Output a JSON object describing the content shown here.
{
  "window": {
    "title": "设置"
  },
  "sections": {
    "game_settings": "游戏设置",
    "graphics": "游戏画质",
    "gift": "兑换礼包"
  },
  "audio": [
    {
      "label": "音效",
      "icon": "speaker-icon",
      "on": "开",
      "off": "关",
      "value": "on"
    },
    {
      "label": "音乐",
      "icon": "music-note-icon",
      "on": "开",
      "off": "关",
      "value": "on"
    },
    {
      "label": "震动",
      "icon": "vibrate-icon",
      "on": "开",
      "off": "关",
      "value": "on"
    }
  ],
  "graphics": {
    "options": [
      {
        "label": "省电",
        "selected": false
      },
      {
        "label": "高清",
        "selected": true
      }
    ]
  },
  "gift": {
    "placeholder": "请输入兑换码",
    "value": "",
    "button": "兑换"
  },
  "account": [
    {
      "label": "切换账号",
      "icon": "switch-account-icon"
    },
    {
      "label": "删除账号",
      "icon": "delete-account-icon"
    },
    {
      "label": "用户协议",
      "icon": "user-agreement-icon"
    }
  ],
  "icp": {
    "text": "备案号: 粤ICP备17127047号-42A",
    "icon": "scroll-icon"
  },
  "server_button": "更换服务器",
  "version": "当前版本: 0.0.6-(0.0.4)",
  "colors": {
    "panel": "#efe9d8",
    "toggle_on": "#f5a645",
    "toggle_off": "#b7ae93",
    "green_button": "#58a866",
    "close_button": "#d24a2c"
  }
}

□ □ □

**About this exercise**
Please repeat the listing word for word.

**Finished task**
Output a JSON object describing the content shown here.
{
  "window": {
    "title": "设置"
  },
  "sections": {
    "game_settings": "游戏设置",
    "graphics": "游戏画质",
    "gift": "兑换礼包"
  },
  "audio": [
    {
      "label": "音效",
      "icon": "speaker-icon",
      "on": "开",
      "off": "关",
      "value": "on"
    },
    {
      "label": "音乐",
      "icon": "music-note-icon",
      "on": "开",
      "off": "关",
      "value": "on"
    },
    {
      "label": "震动",
      "icon": "vibrate-icon",
      "on": "开",
      "off": "关",
      "value": "on"
    }
  ],
  "graphics": {
    "options": [
      {
        "label": "省电",
        "selected": false
      },
      {
        "label": "高清",
        "selected": true
      }
    ]
  },
  "gift": {
    "placeholder": "请输入兑换码",
    "value": "",
    "button": "兑换"
  },
  "account": [
    {
      "label": "切换账号",
      "icon": "switch-account-icon"
    },
    {
      "label": "删除账号",
      "icon": "delete-account-icon"
    },
    {
      "label": "用户协议",
      "icon": "user-agreement-icon"
    }
  ],
  "icp": {
    "text": "备案号: 粤ICP备17127047号-42A",
    "icon": "scroll-icon"
  },
  "server_button": "更换服务器",
  "version": "当前版本: 0.0.6-(0.0.4)",
  "colors": {
    "panel": "#efe9d8",
    "toggle_on": "#f5a645",
    "toggle_off": "#b7ae93",
    "green_button": "#58a866",
    "close_button": "#d24a2c"
  }
}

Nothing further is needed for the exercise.